Restaurants, cafés, and shopping centers are all open for business – with some protective measurements in place.

Credit: omgitsjustintime/ Instagram

Even before the official change to semáforo naranja, several restaurants and cafés were already offering dine-in service. But now restaurants are officially allowed to operate at limited capacity, while staff are required to wear masks and shields, and restaurants are’s allowed to play music or issue reusable menus.

Street markets, known as tianguis, will also be allowed to restart which will help many of the city’s informal workers. And the following week, department stores and shopping malls will also be allowed to reopen at 30% capacity and with limited hours.

Mexico is hardly finished with the Coronavirus threat – in fact, cases have been reaching record levels.

Credit: Covid.gob.mx

Although not yet at the levels seen in the U.S. or Brazil, Mexico has been struggling with its response to the Coronavirus pandemic. As of July 1, the country has had more than 225,000 confirmed cases and almost 28,000 deaths, with Mexico City being the epicenter of the nation’s outbreak.

And the worst doesn’t appear to be over. In a Covid-19 situation report published Monday, the Johns Hopkins Center for Health Security noted that Mexico had reported a decreasing daily incidence for three consecutive days.

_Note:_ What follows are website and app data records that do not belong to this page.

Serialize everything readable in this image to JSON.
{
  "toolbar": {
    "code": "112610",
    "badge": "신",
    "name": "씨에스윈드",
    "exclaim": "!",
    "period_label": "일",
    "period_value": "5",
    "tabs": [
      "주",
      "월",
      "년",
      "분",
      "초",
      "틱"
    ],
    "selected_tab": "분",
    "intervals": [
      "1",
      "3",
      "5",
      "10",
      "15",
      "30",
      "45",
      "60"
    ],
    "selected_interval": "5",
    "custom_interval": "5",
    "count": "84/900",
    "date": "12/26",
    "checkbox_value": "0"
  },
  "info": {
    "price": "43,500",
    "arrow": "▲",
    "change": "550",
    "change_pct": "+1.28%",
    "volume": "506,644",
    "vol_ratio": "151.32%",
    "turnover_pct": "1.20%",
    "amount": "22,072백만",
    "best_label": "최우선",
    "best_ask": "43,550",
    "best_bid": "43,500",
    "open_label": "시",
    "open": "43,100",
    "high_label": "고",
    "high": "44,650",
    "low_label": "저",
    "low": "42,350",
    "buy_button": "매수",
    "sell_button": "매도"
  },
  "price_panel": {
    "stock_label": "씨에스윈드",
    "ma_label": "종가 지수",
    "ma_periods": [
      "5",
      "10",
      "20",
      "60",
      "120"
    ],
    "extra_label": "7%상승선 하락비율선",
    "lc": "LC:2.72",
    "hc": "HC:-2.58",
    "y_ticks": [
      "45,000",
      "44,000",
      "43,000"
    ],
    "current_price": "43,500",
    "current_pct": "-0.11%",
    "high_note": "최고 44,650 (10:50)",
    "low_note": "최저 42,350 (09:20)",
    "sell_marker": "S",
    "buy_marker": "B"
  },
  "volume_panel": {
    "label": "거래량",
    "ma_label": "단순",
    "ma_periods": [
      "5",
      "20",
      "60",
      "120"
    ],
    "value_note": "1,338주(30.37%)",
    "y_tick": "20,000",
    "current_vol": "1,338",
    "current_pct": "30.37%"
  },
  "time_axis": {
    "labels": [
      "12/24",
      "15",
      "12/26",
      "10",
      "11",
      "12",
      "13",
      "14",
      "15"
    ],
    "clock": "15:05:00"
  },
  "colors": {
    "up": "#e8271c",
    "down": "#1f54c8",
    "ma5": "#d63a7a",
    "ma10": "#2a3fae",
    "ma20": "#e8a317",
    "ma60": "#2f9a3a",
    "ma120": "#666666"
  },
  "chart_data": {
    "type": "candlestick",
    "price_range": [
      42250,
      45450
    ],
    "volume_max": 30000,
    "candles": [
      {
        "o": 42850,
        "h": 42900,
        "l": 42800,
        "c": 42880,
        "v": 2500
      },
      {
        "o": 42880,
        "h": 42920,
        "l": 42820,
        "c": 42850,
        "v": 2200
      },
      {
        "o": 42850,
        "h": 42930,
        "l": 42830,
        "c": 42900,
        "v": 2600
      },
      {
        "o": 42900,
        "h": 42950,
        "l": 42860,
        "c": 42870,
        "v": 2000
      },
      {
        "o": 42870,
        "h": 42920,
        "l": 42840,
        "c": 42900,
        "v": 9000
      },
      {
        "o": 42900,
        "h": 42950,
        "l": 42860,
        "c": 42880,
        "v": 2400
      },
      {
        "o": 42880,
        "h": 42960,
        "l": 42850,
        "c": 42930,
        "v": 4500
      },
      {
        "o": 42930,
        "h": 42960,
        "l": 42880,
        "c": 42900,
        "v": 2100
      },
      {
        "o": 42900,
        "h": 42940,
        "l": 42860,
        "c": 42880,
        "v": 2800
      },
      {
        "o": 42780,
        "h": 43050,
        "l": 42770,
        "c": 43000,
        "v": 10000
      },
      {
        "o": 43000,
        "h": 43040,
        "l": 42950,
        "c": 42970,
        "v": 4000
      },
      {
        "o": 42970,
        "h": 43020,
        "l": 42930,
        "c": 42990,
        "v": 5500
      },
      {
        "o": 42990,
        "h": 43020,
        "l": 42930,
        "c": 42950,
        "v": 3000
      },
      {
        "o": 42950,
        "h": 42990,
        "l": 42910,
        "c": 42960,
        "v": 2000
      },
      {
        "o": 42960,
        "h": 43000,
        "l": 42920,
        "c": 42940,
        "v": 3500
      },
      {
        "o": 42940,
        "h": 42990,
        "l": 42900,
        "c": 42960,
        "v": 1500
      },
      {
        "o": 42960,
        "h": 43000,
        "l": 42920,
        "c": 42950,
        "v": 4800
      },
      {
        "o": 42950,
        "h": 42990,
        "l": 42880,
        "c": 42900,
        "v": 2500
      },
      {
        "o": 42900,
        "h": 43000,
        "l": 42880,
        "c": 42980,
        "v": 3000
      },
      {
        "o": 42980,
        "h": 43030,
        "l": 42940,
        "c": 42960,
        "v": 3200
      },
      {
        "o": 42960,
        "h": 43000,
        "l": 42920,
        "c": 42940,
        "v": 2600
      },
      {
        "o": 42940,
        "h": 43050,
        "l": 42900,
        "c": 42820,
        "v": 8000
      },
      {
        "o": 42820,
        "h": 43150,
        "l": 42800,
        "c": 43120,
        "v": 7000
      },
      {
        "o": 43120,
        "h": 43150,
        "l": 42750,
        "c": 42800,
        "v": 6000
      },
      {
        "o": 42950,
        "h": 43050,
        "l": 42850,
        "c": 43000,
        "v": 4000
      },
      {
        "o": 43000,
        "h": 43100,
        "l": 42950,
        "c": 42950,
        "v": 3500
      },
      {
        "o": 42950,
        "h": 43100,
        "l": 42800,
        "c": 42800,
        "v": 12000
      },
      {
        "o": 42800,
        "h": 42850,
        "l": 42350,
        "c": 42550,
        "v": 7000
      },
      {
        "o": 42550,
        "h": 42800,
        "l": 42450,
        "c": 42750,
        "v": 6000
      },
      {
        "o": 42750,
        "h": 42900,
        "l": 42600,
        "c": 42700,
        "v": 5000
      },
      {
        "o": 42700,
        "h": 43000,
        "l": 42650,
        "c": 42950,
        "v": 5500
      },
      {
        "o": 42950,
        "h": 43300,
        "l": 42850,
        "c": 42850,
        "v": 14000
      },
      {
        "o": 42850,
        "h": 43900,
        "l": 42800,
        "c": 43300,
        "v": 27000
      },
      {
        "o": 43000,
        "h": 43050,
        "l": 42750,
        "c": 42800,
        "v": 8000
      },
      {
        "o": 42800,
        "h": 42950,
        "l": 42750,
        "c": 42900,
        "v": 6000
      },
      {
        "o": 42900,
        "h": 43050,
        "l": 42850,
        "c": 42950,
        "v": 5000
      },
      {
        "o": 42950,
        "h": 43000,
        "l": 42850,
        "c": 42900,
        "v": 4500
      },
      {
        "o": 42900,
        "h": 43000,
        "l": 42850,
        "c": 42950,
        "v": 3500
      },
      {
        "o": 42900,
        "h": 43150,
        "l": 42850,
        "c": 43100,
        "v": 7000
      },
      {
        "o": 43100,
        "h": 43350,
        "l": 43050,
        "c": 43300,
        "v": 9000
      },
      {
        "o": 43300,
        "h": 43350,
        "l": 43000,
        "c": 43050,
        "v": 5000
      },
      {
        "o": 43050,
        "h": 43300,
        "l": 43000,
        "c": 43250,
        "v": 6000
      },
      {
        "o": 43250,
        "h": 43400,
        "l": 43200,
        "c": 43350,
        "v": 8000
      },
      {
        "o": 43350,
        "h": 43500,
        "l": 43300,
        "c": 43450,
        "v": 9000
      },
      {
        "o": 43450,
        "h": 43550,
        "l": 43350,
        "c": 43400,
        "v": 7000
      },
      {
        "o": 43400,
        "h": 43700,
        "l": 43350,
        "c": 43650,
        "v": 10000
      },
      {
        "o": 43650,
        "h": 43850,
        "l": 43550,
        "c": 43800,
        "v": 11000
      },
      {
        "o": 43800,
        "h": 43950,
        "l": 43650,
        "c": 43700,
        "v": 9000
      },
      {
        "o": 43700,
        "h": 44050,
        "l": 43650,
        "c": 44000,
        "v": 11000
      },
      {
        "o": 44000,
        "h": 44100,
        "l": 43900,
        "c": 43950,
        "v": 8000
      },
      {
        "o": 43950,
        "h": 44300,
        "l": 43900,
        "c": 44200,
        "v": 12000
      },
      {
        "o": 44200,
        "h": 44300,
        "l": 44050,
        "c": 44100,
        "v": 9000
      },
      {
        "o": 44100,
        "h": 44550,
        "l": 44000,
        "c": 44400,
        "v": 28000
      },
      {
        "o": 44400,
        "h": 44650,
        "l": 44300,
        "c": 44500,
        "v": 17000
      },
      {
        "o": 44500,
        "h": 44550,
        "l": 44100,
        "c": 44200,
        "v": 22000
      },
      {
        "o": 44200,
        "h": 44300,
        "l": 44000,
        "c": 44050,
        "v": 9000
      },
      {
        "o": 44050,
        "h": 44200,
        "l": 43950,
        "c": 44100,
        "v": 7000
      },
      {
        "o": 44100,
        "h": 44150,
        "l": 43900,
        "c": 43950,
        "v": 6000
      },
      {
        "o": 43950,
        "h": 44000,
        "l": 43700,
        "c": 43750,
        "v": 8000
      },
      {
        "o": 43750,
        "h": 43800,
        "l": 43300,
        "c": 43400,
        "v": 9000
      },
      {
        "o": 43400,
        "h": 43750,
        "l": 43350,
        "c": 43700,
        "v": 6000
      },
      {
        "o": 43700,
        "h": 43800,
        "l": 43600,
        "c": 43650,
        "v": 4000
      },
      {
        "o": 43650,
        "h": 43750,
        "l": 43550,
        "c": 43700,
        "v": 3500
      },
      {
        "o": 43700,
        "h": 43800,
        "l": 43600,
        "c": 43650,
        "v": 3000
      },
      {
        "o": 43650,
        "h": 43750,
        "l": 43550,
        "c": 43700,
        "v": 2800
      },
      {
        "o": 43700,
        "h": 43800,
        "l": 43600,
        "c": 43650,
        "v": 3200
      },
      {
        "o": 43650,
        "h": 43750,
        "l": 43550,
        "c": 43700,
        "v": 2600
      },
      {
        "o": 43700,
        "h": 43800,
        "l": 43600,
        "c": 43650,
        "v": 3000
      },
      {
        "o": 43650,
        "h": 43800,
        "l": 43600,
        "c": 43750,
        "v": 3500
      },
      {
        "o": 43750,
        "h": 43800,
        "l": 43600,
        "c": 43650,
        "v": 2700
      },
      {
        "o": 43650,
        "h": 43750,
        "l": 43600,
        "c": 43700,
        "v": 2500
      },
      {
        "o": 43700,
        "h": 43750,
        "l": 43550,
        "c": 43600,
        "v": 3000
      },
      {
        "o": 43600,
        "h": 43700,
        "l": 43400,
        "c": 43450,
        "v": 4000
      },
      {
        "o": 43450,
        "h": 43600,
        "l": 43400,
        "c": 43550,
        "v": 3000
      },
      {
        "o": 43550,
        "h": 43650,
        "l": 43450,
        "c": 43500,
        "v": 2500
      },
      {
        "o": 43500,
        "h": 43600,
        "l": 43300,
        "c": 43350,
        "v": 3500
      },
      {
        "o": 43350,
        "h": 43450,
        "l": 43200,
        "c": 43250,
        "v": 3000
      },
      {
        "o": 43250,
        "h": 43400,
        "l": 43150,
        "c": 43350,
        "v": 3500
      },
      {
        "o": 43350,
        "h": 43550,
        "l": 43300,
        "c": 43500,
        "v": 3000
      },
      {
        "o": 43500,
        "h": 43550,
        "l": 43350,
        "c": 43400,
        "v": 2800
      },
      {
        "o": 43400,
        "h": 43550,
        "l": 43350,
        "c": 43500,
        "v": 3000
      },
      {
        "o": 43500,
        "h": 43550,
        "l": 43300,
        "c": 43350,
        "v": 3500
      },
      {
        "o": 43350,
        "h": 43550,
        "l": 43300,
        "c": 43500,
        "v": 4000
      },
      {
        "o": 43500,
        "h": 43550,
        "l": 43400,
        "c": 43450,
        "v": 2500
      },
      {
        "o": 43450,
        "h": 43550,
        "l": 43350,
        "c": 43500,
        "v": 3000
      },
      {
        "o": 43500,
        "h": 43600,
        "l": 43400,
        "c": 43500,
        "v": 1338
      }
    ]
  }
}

“However, Mexico does not yet appear to have reached its peak,” the report said. “Based on recent trends, we expect Mexico to report increasing daily incidence over the coming days. Mexico is currently No. 6 globally in terms of daily incidence,” it added.